Humans are the animals of exploration. Wonder, ponder, ask, inquire_curiosity drives our lives. The only quality of ours that took us to the Moon and will soon land us on Mars.
But how much do you know about yourself, your body? While you may know quite a lot, your body is a whole universe in itself and there are things you might not have heard of yet. For instance, did you know that you are taller in the morning than in the evening? and that your fingers, no matter how strong they are, don’t have muscles, and that the five senses theory is plain wrong? If you didn’t, let’s explore these and many other fascinating human body facts in this chlorine listicle.
1. Big Eyes Means Prone to Nearsightedness
Many of us consider big eyes as a sign of beauty. But that beauty comes with a price tag. Big eyes can actually cause nearsightedness. Medically termed as Myopia, nearsightedness is a condition that makes distant objects look blurry.
Due to the bigger sized eyeballs, light falls short of properly focusing on the retina, resulting in a blurry image for distant objects.
2. You are Taller in The Morning
This may seem fictional but the science behind is school-grade. During the course of the day, your body mass puts pressure on the joints and compresses the tendons and ligaments. And because joints have gaps_that’s why they are joints, these gaps narrow down, as a result, you are slightly shorter in the evening.
When you wake up in the morning, your joints are relaxed and you are taller. If you are a short person and going on your first date, no need to change the timing because the difference is actually a fraction of an inch.
3. Are You Actually More Bacteria than Human?
You have trillions of bacteria in your body, in fact, outnumbering your cells by 10 to 1 and making up 3 percent of your body weight. The total number of bacterial genes is well above 300 million which is 150 times more than human genes. And the weight!! Well, bacteria account for over 3 percent of your body weight.
And it’s not only about the numbers! These bacteria are responsible for everything including digestion, metabolism, aging, even everyday mood, and mental health.
You are actually a bacterial rainforest inhabited by tens of trillions of microorganisms, including a thousand known species of bacteria. So, are you more human or more bacteria?
4. Fingers Don’t Have Any Muscles
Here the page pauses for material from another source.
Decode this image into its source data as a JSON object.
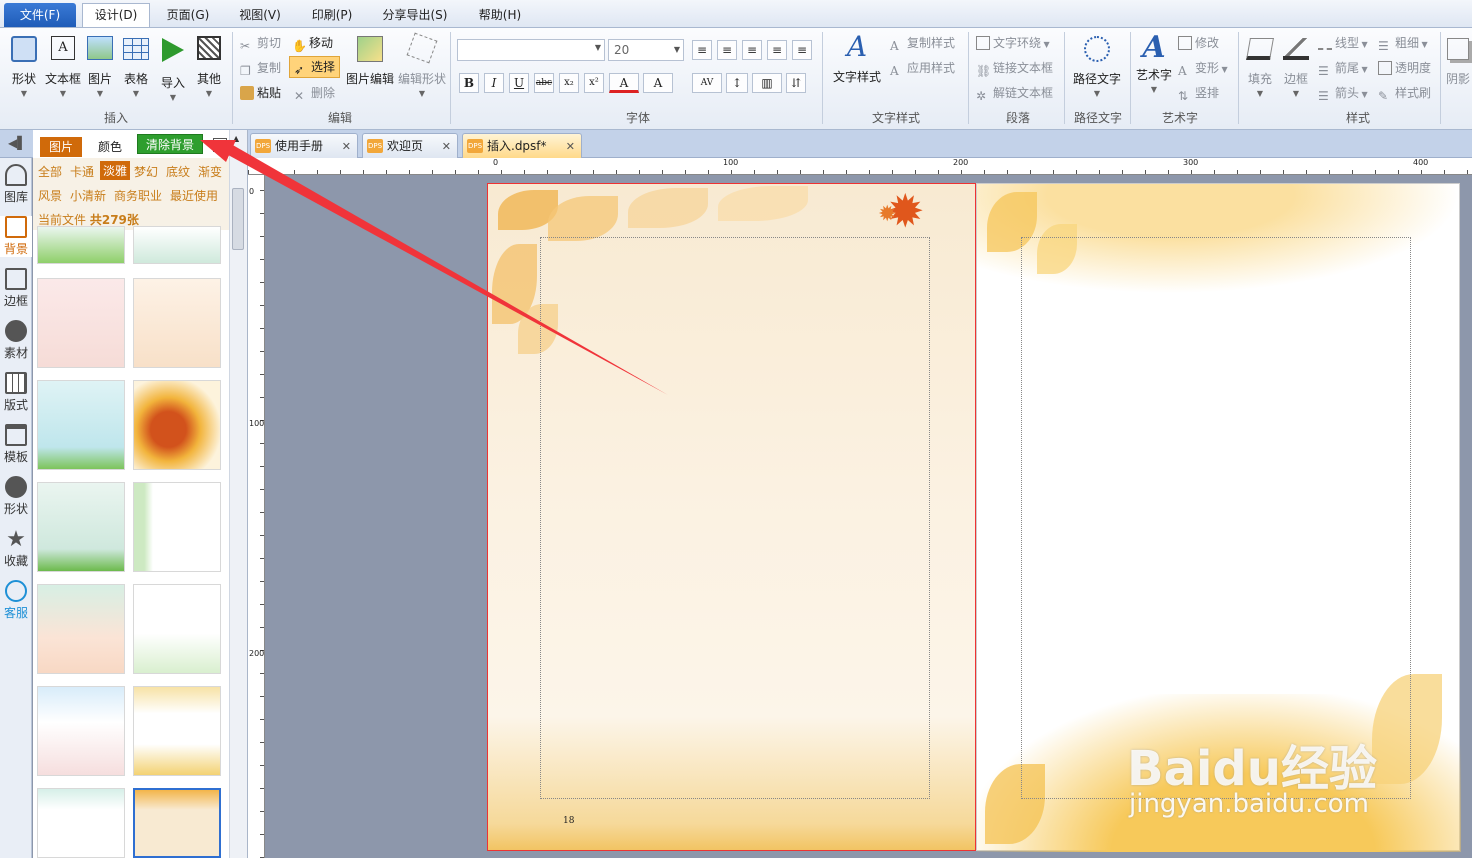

Tasks as simple as typing an email or playing the piano to lifting loads equal to your body weight, you do a variety of things with your fingers. Some adventuresome people even go the extra mile to display how strong their fingers are.
One such guy is Ross McCurdy who set a World record by lifting 88.96 kg (196 lb 1.9 oz) with his pinky. And you might have heard about Ho Eng Hui, a Malaysian superhuman who punctures coconuts with his index finger. And fingers can be dangerous as well, if not used with care, a single finger has the potential to turn everybody in the bus against you.
But no matter how strong your fingers are, there are no muscles in fingers. And all the strength they have comes from bones and tendons with aided support from the muscles in your palm.
5. Self Tickling Doesn’t Work
Tickling is not as simple as you might think it is. The moment someone tickles you, a whole evolutionary war turns into play.
According to studies, tickling served two basic purposes in evolution, i.e defense and socialization. And because defending against yourself and socializing with yourself doesn’t make sense, self tickling doesn’t work.
On these same bases, tickling is classified into two types. The feeling of being stroked with a feather that doesn’t provoke laughter is called knismesis, while the more familiar sensation of intense tickling, followed by heavy laughter is termed gargalesis. In spite of the fact that the later gives pleasure, the response of your body, in either case, is to repel the disturbance.
While tickling probably doesn’t serve as a defense mechanism anymore, it can still be taken as a kickstart to socialize in various ways including intimacy. This or that, tickling is a leftover from our early ancestors’ survival mechanisms.
6. You Had More Bones When You Were a Baby
How many times did someone tell you that the human skeleton is made up of 206 bones? He was not totally wrong! An adult human skeleton does have 206 bones.
Bones give you strength and the rigidity your body needs. While a baby is soft and fluffy, he outnumbers you by a staggering 94 extra bones, not to mention you did the same when you were a baby.
But there is nothing to worry. about, your body didn’t eat those bones up. As you grow, some of the bones actually infuse together to form one bone for more strength and compatibility.
Why the bones are unfused in the first place?
Most of a baby’s unfused bones are in the skull. unfused bones enable the baby to safely squeeze through the mother’s birth canal_would probably stay inside or rip the mother’s things up otherwise. This also enables the baby’s brain to grow faster and better, would otherwise be restrained.